╭─ Provided records

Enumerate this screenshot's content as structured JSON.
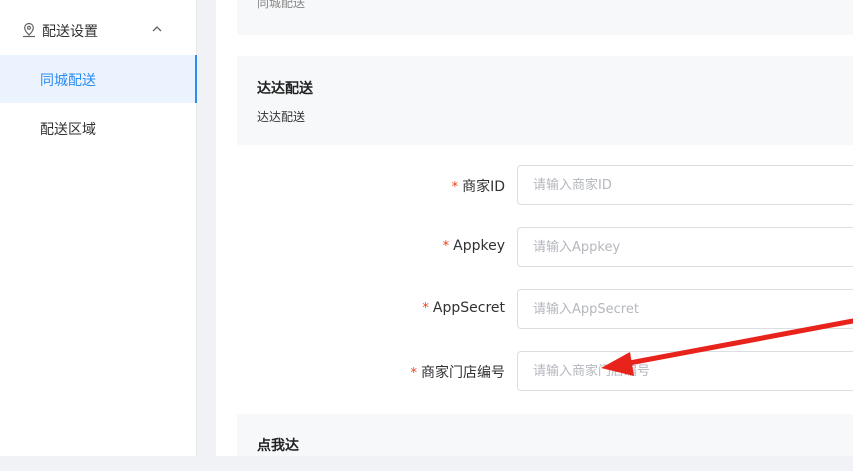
{
  "sidebar": {
    "group": {
      "label": "配送设置",
      "icon": "map-pin-icon"
    },
    "items": [
      {
        "label": "同城配送",
        "active": true
      },
      {
        "label": "配送区域",
        "active": false
      }
    ]
  },
  "sections": {
    "top_cut_sub": "同城配送",
    "dada": {
      "title": "达达配送",
      "subtitle": "达达配送"
    },
    "dianwoda": {
      "title": "点我达"
    }
  },
  "form": {
    "fields": [
      {
        "label": "商家ID",
        "placeholder": "请输入商家ID"
      },
      {
        "label": "Appkey",
        "placeholder": "请输入Appkey"
      },
      {
        "label": "AppSecret",
        "placeholder": "请输入AppSecret"
      },
      {
        "label": "商家门店编号",
        "placeholder": "请输入商家门店编号"
      }
    ],
    "required_mark": "*"
  },
  "colors": {
    "accent": "#2d8cf0",
    "required": "#ed4014",
    "annotation_arrow": "#e8231b"
  }
}
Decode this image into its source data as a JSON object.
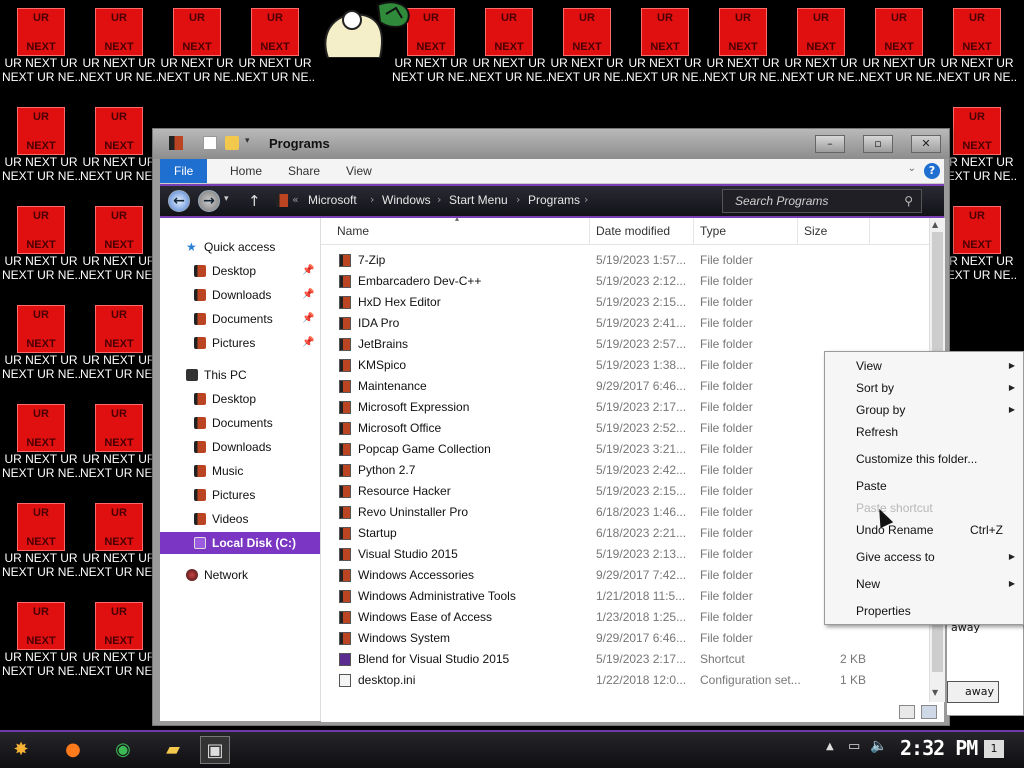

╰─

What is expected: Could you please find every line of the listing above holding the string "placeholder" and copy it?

Response below:
        "placeholder": "请输入商家ID"
        "placeholder": "请输入Appkey"
        "placeholder": "请输入AppSecret"
        "placeholder": "请输入商家门店编号"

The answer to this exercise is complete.